The Security Council will confront Norway via the Russian delegation to the next intergovernmental meeting in the Commission on Economic, Industrial, Scientific and Technical Cooperation. The meeting takes place in Oslo in March next year.
Russia’s Security Council is headed by former FSB-boss General Nikolai Patrushev.
Fishermen in small open boats have been net fishing for wild salmon along Norway’s Barents Sea coast for hundreds of years. Today, the fishery is more a family tradition and a cultural heritage than an important economic income for those with the right to fish. Salmon fishery takes place in a short early summer period.
Russia, however, are strongly against the Norwegian coastal net fishery of salmon. The valuable salmon that migrate from the Atlantic swims along the coast of Norway on way to rivers on the Kola Peninsula for breeding. Too many of them get caught in the nets and ends up at dinner tables in the villages in Finnmark, argues the Russian authorities.

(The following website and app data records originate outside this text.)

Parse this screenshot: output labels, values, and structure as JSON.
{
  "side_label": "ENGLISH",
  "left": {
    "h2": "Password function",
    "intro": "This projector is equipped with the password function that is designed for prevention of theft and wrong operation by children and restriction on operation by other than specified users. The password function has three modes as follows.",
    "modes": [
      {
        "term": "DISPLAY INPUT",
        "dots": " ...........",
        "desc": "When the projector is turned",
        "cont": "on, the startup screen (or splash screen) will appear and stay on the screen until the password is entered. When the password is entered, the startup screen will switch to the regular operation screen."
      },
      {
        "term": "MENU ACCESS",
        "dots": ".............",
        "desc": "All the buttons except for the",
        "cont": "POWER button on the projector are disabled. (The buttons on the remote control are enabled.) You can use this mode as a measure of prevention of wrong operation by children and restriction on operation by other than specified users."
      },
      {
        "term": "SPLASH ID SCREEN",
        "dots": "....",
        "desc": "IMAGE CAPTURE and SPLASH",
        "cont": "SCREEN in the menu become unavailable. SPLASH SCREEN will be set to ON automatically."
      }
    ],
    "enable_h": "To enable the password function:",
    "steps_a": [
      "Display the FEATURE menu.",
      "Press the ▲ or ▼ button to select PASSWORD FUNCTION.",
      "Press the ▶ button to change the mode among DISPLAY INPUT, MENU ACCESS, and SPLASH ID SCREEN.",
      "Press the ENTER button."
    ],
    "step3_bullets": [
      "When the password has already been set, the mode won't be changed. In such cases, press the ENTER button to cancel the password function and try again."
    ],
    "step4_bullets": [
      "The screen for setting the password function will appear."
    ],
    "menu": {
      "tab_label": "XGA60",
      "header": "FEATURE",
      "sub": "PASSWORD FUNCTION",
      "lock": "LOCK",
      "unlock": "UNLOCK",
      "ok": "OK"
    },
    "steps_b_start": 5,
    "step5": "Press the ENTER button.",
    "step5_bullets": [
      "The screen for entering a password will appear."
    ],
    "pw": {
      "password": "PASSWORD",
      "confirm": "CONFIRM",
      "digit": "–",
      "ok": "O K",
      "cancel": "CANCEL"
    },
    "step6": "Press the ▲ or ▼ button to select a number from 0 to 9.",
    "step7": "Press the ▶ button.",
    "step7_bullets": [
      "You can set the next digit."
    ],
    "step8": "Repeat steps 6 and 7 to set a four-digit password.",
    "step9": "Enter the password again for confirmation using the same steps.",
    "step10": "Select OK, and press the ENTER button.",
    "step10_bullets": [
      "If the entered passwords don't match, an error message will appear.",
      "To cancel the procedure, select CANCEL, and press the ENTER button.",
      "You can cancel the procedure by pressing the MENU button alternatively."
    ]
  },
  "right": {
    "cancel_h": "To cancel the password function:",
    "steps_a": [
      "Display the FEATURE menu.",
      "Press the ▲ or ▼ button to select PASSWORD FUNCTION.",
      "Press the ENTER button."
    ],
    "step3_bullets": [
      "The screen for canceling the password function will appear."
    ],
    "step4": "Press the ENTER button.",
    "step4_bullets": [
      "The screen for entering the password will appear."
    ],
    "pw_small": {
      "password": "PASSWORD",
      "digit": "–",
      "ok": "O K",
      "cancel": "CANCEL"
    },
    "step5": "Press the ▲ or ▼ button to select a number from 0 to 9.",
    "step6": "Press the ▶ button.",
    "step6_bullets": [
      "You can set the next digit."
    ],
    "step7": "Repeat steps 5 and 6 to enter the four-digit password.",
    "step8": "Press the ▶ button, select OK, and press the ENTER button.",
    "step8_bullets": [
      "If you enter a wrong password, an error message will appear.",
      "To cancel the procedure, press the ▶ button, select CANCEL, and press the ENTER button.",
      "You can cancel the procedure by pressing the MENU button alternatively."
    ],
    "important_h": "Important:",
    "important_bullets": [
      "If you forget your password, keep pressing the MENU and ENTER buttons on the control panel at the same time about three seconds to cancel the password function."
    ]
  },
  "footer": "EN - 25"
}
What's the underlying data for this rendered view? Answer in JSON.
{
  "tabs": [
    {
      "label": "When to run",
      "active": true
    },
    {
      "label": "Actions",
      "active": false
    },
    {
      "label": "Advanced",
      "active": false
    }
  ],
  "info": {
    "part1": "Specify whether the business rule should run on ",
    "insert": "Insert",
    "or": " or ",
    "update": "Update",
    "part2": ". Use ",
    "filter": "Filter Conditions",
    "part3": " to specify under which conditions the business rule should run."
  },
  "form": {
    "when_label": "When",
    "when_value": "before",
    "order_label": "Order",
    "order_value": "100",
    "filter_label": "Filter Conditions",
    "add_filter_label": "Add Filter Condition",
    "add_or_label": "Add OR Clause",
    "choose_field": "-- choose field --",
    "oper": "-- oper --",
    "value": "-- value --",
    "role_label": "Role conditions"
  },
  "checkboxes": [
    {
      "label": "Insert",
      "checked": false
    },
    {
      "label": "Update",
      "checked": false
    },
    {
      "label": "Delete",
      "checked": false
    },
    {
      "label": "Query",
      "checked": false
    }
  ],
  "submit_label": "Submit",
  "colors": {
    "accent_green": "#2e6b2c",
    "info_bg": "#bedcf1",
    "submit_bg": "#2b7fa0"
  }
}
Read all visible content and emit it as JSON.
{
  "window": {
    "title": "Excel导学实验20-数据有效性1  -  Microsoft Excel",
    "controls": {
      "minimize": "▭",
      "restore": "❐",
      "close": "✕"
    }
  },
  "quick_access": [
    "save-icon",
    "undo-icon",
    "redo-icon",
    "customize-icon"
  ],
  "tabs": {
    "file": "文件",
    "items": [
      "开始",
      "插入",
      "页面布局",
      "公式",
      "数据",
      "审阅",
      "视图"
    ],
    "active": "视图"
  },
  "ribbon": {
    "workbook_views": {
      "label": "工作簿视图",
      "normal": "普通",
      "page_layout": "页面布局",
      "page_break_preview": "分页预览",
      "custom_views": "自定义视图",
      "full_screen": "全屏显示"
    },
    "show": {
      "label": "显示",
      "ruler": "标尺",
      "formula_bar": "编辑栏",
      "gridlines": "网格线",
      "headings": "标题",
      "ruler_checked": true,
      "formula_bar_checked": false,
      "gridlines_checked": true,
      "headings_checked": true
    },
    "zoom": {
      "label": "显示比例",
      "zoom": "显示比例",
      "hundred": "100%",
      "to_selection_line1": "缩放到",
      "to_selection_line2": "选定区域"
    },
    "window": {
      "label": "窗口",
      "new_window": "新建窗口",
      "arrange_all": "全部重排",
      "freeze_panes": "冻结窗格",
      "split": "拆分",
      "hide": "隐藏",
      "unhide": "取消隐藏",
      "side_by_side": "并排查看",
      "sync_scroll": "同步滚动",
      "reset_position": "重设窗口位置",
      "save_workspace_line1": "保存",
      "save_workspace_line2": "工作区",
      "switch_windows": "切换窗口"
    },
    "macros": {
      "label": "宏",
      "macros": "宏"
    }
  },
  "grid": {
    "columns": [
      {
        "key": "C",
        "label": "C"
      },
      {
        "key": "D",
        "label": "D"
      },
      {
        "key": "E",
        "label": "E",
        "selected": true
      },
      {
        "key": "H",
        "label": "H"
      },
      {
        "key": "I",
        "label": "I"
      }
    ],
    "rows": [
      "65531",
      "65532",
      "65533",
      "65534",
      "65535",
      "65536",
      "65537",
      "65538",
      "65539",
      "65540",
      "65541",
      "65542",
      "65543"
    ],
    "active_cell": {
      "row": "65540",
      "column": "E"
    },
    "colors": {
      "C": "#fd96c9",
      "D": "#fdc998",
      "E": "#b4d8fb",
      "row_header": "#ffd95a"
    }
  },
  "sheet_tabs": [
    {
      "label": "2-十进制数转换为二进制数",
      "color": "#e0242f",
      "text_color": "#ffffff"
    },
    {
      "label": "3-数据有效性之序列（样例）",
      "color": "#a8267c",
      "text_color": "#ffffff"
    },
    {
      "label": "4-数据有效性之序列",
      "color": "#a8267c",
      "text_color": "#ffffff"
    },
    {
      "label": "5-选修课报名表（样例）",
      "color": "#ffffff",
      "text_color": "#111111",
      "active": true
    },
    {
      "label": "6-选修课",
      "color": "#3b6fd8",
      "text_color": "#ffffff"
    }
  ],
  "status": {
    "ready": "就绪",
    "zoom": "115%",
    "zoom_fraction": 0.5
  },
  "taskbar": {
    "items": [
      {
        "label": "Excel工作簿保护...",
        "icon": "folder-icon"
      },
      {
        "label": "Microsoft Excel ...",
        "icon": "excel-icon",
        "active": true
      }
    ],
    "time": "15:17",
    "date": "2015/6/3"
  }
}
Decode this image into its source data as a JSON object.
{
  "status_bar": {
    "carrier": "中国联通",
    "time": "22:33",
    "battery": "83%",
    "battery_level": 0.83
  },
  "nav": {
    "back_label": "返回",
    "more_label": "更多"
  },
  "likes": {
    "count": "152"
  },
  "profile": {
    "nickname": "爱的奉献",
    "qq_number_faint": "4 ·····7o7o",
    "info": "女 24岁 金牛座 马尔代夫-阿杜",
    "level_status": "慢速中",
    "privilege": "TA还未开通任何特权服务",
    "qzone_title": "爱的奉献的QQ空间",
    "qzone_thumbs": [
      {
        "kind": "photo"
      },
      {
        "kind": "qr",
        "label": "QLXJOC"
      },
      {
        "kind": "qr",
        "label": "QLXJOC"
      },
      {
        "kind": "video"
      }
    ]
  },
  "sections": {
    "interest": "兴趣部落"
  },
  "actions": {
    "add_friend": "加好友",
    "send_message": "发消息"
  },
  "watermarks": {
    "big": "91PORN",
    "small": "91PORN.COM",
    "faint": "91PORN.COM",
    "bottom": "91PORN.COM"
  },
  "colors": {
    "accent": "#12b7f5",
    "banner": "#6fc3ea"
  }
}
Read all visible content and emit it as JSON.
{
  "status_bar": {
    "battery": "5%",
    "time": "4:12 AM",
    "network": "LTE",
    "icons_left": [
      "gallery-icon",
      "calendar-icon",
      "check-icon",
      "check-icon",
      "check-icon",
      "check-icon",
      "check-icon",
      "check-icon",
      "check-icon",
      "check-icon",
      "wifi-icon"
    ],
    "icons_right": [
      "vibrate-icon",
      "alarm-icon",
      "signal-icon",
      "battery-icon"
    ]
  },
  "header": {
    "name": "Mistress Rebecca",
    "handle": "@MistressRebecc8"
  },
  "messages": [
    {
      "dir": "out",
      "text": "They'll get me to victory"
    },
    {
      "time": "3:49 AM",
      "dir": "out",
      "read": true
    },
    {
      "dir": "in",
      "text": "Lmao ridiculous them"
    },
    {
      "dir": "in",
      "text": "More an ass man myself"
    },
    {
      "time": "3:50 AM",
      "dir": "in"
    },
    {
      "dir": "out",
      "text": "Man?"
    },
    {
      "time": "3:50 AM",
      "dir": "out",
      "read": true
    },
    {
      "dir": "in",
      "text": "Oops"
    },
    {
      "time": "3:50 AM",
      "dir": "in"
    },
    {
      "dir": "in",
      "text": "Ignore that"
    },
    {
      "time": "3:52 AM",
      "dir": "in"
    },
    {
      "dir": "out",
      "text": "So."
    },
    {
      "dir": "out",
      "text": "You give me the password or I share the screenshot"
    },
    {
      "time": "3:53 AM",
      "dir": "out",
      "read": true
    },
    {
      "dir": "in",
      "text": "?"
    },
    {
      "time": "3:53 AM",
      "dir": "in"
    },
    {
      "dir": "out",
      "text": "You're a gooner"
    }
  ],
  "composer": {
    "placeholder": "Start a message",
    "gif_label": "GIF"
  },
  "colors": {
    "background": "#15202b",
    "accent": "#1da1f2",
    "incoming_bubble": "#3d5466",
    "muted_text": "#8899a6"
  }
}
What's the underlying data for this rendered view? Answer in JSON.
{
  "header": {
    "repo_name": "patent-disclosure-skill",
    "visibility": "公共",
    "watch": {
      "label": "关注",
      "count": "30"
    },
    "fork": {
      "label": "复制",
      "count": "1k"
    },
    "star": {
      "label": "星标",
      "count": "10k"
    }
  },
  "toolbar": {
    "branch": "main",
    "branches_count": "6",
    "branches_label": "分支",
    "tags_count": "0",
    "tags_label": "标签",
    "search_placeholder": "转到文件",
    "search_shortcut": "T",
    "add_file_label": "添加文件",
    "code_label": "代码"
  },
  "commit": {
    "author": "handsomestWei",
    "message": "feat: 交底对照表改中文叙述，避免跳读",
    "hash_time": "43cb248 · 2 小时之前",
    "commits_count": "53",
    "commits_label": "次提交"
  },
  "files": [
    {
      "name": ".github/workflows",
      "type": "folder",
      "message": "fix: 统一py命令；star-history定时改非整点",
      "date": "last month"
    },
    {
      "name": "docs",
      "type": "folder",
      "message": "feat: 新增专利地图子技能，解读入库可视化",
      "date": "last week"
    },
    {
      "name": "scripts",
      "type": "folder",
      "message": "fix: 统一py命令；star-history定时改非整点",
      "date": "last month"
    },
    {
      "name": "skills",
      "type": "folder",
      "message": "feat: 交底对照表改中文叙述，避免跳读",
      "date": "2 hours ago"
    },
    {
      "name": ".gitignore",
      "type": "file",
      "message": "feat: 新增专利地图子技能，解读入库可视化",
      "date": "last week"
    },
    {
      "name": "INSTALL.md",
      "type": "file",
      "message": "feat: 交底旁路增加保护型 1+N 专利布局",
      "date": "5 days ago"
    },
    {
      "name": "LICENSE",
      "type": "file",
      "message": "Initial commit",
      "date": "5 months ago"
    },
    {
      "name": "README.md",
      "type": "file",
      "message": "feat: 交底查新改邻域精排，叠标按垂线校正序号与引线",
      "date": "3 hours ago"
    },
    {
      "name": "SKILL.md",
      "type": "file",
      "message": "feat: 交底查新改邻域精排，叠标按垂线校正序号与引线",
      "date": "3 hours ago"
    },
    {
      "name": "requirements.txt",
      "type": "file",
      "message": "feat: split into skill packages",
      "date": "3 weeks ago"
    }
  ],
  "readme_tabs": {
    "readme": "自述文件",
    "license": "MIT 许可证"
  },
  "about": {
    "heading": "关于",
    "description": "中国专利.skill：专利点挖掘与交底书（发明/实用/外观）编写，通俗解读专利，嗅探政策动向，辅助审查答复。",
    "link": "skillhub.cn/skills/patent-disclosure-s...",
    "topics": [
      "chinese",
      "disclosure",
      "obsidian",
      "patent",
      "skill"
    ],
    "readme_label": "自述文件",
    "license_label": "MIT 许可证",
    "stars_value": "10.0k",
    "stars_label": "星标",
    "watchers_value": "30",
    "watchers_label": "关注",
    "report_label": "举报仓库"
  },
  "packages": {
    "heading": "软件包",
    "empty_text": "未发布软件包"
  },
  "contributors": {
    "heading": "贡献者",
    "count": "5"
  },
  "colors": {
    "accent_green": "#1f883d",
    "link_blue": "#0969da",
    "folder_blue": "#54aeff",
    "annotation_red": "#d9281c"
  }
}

Murmansk governor Marina Kovtun believes net fishing for wild salmon in Finnmark is a threat to the regions booming tourism.
“We have more than 100 unspoilt rivers and sport fishery has become an important part of our tourism. More and more Russian and foreign sport anglers visit our region. Wild salmon shouldn’t be killed by nets as there are plenty of other species of fish that are good for human consumption. It is also unpleasant to see salmon damaged by Norwegian fishing nets,” says Kovtun in a press-release issued together with the North Atlantic Salmon Fund (NASF).
Salmon rivers on the Kola Peninsula have in recent years replaced Norway as the most expensive destination for anglers.
In a letter about the issue shown to BarentsObserver, Governor Kovtun writes that the Security Council, the Ministry of Foreign Affairs and the Federal Agency for Fisheries all agree to confront Norway with the wild salmon net fishing at the coming meeting in Oslo.
Norway is well aware of the Russian critics. In February, Russia’s Federal Agency for Fisheries sent a letter saying: “Coastal fisheries for Atlantic salmon in Finnmark, where salmon of Russian origin are intercepted, must be regulated by more restrict measures,” as reported by BarentsObserver.
NASF Chairman Orri Vigfùsson says to BarentsObserver that his organization is delighted to get support. NASF has for years been campaigning for the closure of the net fishery in Finnmark because they believe it is one reason for the lack of salmon in many of Norway’s own rivers.
“The coast of Norway is now the world’s most dangerous place for wild salmon and the problems caused by the lethal bent netting are being exported to Russia,” says Orri Vigfùsson.
He is also worried about the growing number of licenses given in Norway for fish farms.
“The Norwegians license more and more fish farms that create an explosion of salmon parasites, diseases and pollution. They suffer mass escapes of farmed fish that wreck the distinct genetic makeup of the wild stocks by breeding with them,” Orri Vigfùsson argues.
When Bjørne Kvernmo docked his ship, “Havsel,” at the port in Tromsø this month, he knew it would be the end of a tradition he’s kept up for 40 years. With his return, northern Norway’s long-standing seal hunt had finally come to a close.
According to a doctoral dissertation to be published by the University of Helsinki, the indigenous Sámi people of Northern Finland generally have lower cancer rates than the rest of the country’s population.